## [Your objective]
Going through the data below, copy out each line where the word "pavietnam" shows up.

## [Given data]

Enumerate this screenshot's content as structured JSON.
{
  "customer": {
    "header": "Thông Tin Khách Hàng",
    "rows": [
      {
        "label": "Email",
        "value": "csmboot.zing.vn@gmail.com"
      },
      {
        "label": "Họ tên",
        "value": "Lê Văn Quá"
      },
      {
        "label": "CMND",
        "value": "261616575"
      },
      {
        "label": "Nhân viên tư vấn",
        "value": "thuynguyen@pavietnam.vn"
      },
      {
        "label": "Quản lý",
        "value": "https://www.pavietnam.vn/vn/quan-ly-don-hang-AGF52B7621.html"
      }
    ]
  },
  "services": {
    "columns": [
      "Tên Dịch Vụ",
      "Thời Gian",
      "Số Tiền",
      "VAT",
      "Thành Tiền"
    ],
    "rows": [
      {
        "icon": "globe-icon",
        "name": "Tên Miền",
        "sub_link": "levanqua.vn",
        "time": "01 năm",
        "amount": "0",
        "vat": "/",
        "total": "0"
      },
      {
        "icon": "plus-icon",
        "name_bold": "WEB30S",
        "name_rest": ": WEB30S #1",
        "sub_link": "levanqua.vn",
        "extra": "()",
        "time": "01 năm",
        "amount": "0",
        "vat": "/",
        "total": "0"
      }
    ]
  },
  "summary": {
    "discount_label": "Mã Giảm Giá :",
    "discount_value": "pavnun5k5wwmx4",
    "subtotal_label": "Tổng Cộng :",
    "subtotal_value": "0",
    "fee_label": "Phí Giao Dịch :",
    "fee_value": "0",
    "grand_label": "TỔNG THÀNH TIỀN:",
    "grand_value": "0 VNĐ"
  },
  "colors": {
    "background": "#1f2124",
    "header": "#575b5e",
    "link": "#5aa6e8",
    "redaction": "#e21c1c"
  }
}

## [Response]
        "value": "thuynguyen@pavietnam.vn"
        "value": "https://www.pavietnam.vn/vn/quan-ly-don-hang-AGF52B7621.html"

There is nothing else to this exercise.